• _Activity_:
Show all lines of the entries in which the word "watermark" is found.

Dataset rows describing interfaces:
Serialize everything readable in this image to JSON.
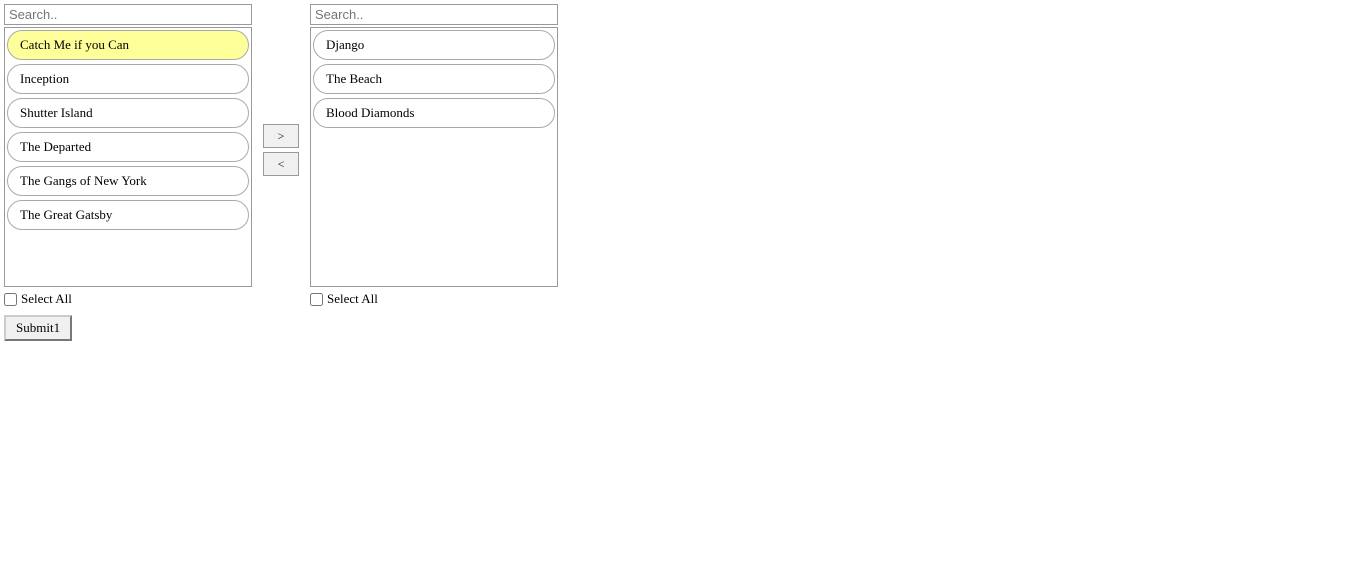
{
  "left_panel": {
    "search_placeholder": "Search..",
    "items": [
      {
        "label": "Catch Me if you Can",
        "highlighted": true
      },
      {
        "label": "Inception",
        "highlighted": false
      },
      {
        "label": "Shutter Island",
        "highlighted": false
      },
      {
        "label": "The Departed",
        "highlighted": false
      },
      {
        "label": "The Gangs of New York",
        "highlighted": false
      },
      {
        "label": "The Great Gatsby",
        "highlighted": false
      }
    ],
    "select_all_label": "Select All"
  },
  "right_panel": {
    "search_placeholder": "Search..",
    "items": [
      {
        "label": "Django",
        "highlighted": false
      },
      {
        "label": "The Beach",
        "highlighted": false
      },
      {
        "label": "Blood Diamonds",
        "highlighted": false
      }
    ],
    "select_all_label": "Select All"
  },
  "arrows": {
    "right": ">",
    "left": "<"
  },
  "submit_button": "Submit1"
}
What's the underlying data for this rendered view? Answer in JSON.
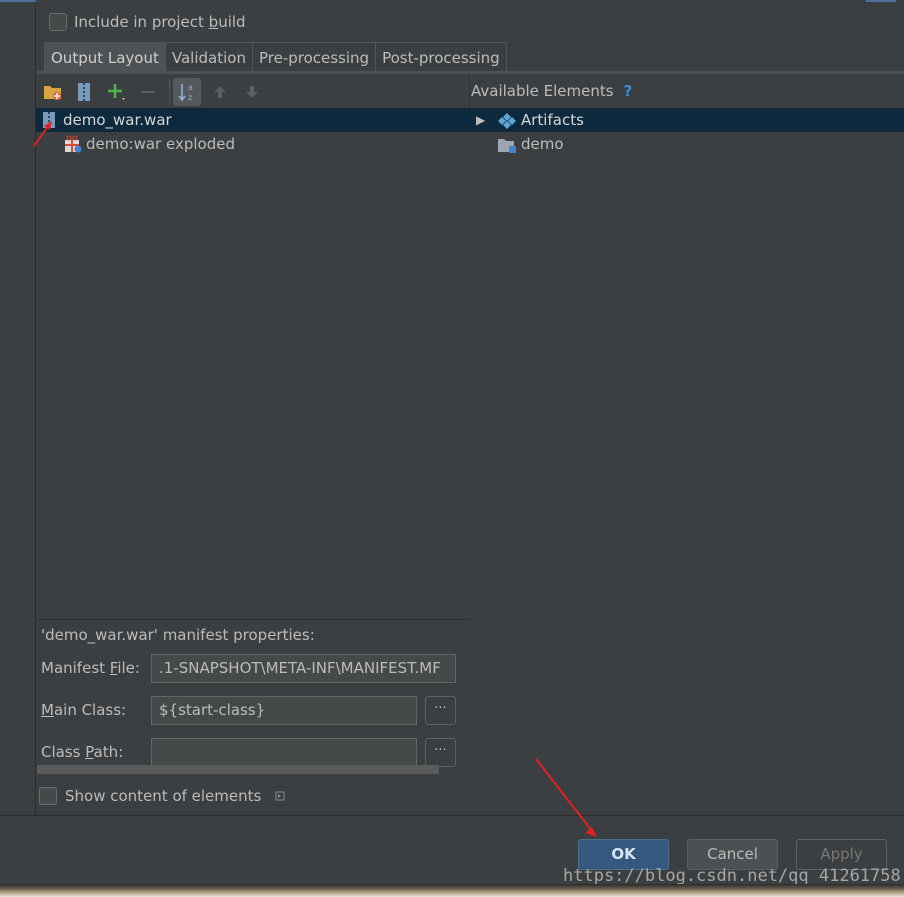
{
  "include_checkbox": {
    "label_pre": "Include in project ",
    "label_mnemonic": "b",
    "label_post": "uild"
  },
  "tabs": [
    {
      "label": "Output Layout"
    },
    {
      "label": "Validation"
    },
    {
      "label": "Pre-processing"
    },
    {
      "label": "Post-processing"
    }
  ],
  "toolbar": {
    "icons": [
      "folder-add-icon",
      "archive-icon",
      "plus-icon",
      "minus-icon",
      "sort-az-icon",
      "arrow-up-icon",
      "arrow-down-icon"
    ]
  },
  "left_tree": {
    "items": [
      {
        "label": "demo_war.war",
        "icon": "war-archive-icon",
        "selected": true
      },
      {
        "label": "demo:war exploded",
        "icon": "gift-icon",
        "selected": false
      }
    ]
  },
  "available": {
    "title": "Available Elements",
    "help": "?",
    "items": [
      {
        "label": "Artifacts",
        "expander": "▶",
        "icon": "artifacts-icon",
        "selected": true
      },
      {
        "label": "demo",
        "icon": "module-folder-icon",
        "selected": false
      }
    ]
  },
  "manifest": {
    "title": "'demo_war.war' manifest properties:",
    "file_label_pre": "Manifest ",
    "file_label_mnemonic": "F",
    "file_label_post": "ile:",
    "file_value": ".1-SNAPSHOT\\META-INF\\MANIFEST.MF",
    "main_label_mnemonic": "M",
    "main_label_post": "ain Class:",
    "main_value": "${start-class}",
    "path_label_pre": "Class ",
    "path_label_mnemonic": "P",
    "path_label_post": "ath:",
    "path_value": "",
    "browse": "···"
  },
  "show_content": {
    "label": "Show content of elements"
  },
  "buttons": {
    "ok": "OK",
    "cancel": "Cancel",
    "apply": "Apply"
  },
  "watermark": "https://blog.csdn.net/qq_41261758",
  "colors": {
    "selection": "#0d293e",
    "ok_button": "#365880",
    "annotation_arrow": "#e02020"
  }
}
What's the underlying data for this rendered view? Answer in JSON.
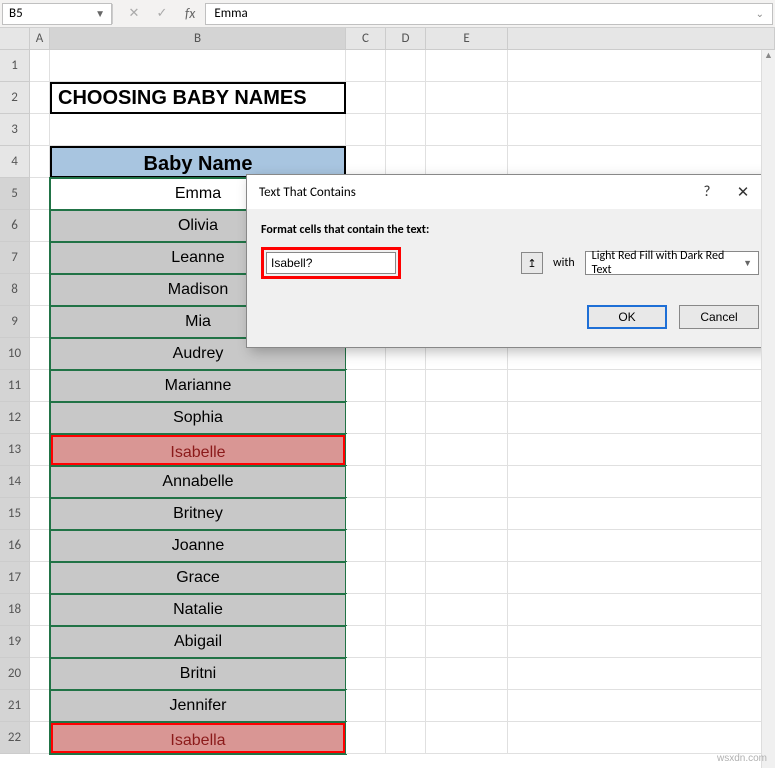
{
  "namebox": {
    "value": "B5"
  },
  "formula": {
    "value": "Emma"
  },
  "column_letters": [
    "A",
    "B",
    "C",
    "D",
    "E"
  ],
  "title": "CHOOSING BABY NAMES",
  "header": "Baby Name",
  "names": [
    "Emma",
    "Olivia",
    "Leanne",
    "Madison",
    "Mia",
    "Audrey",
    "Marianne",
    "Sophia",
    "Isabelle",
    "Annabelle",
    "Britney",
    "Joanne",
    "Grace",
    "Natalie",
    "Abigail",
    "Britni",
    "Jennifer",
    "Isabella"
  ],
  "matches": [
    "Isabelle",
    "Isabella"
  ],
  "dialog": {
    "title": "Text That Contains",
    "label": "Format cells that contain the text:",
    "input": "Isabell?",
    "with": "with",
    "format_option": "Light Red Fill with Dark Red Text",
    "ok": "OK",
    "cancel": "Cancel",
    "help": "?",
    "close": "✕"
  },
  "watermark": "wsxdn.com"
}
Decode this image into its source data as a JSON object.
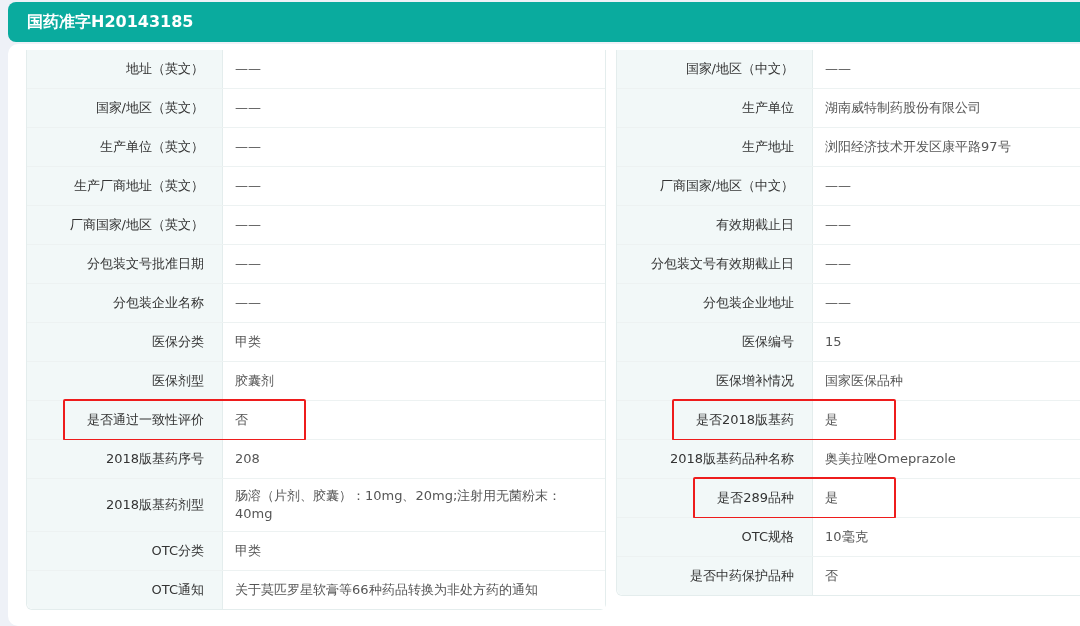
{
  "header": {
    "title": "国药准字H20143185"
  },
  "tables": [
    {
      "rows": [
        {
          "label": "地址（英文）",
          "value": "——",
          "highlighted": false
        },
        {
          "label": "国家/地区（英文）",
          "value": "——",
          "highlighted": false
        },
        {
          "label": "生产单位（英文）",
          "value": "——",
          "highlighted": false
        },
        {
          "label": "生产厂商地址（英文）",
          "value": "——",
          "highlighted": false
        },
        {
          "label": "厂商国家/地区（英文）",
          "value": "——",
          "highlighted": false
        },
        {
          "label": "分包装文号批准日期",
          "value": "——",
          "highlighted": false
        },
        {
          "label": "分包装企业名称",
          "value": "——",
          "highlighted": false
        },
        {
          "label": "医保分类",
          "value": "甲类",
          "highlighted": false
        },
        {
          "label": "医保剂型",
          "value": "胶囊剂",
          "highlighted": false
        },
        {
          "label": "是否通过一致性评价",
          "value": "否",
          "highlighted": true
        },
        {
          "label": "2018版基药序号",
          "value": "208",
          "highlighted": false
        },
        {
          "label": "2018版基药剂型",
          "value": "肠溶（片剂、胶囊）：10mg、20mg;注射用无菌粉末：40mg",
          "highlighted": false
        },
        {
          "label": "OTC分类",
          "value": "甲类",
          "highlighted": false
        },
        {
          "label": "OTC通知",
          "value": "关于莫匹罗星软膏等66种药品转换为非处方药的通知",
          "highlighted": false
        }
      ]
    },
    {
      "rows": [
        {
          "label": "国家/地区（中文）",
          "value": "——",
          "highlighted": false
        },
        {
          "label": "生产单位",
          "value": "湖南威特制药股份有限公司",
          "highlighted": false
        },
        {
          "label": "生产地址",
          "value": "浏阳经济技术开发区康平路97号",
          "highlighted": false
        },
        {
          "label": "厂商国家/地区（中文）",
          "value": "——",
          "highlighted": false
        },
        {
          "label": "有效期截止日",
          "value": "——",
          "highlighted": false
        },
        {
          "label": "分包装文号有效期截止日",
          "value": "——",
          "highlighted": false
        },
        {
          "label": "分包装企业地址",
          "value": "——",
          "highlighted": false
        },
        {
          "label": "医保编号",
          "value": "15",
          "highlighted": false
        },
        {
          "label": "医保增补情况",
          "value": "国家医保品种",
          "highlighted": false
        },
        {
          "label": "是否2018版基药",
          "value": "是",
          "highlighted": true
        },
        {
          "label": "2018版基药品种名称",
          "value": "奥美拉唑Omeprazole",
          "highlighted": false
        },
        {
          "label": "是否289品种",
          "value": "是",
          "highlighted": true
        },
        {
          "label": "OTC规格",
          "value": "10毫克",
          "highlighted": false
        },
        {
          "label": "是否中药保护品种",
          "value": "否",
          "highlighted": false
        }
      ]
    }
  ]
}
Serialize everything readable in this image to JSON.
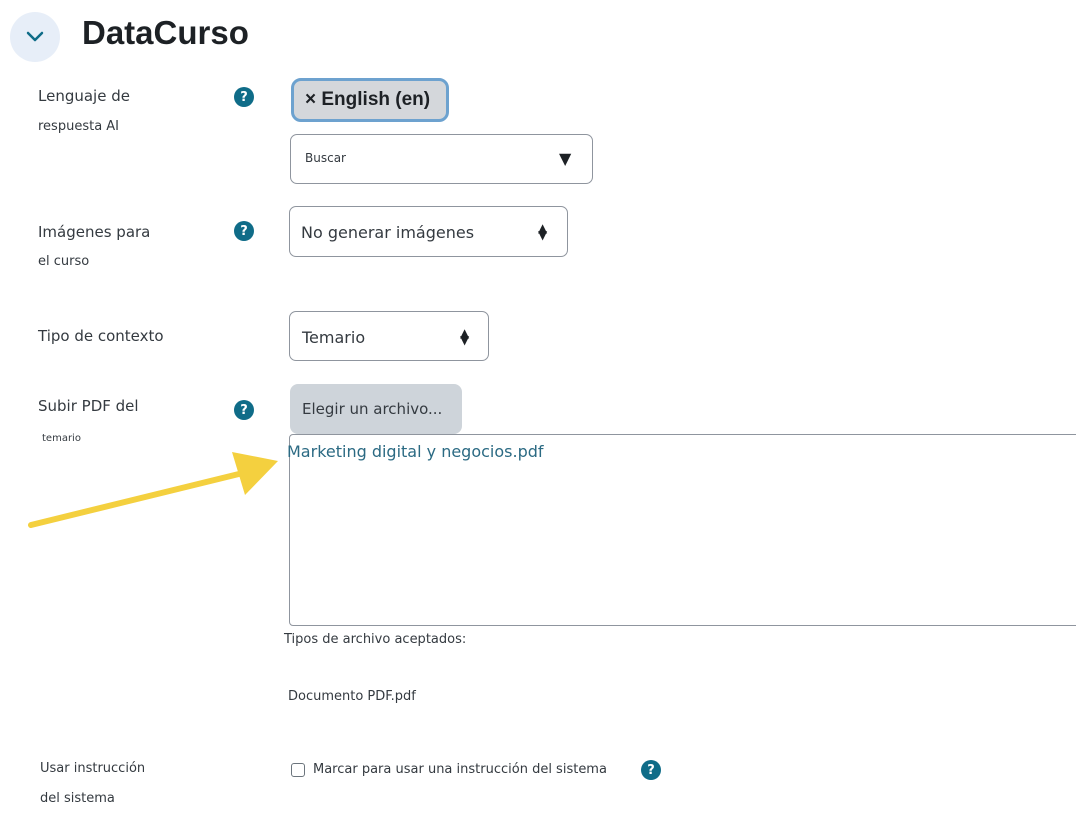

• _Exercise solution_:
  "watermark": "https://blog.csdn.net/qq_41261758",
  "watermark": "wsxdn.com"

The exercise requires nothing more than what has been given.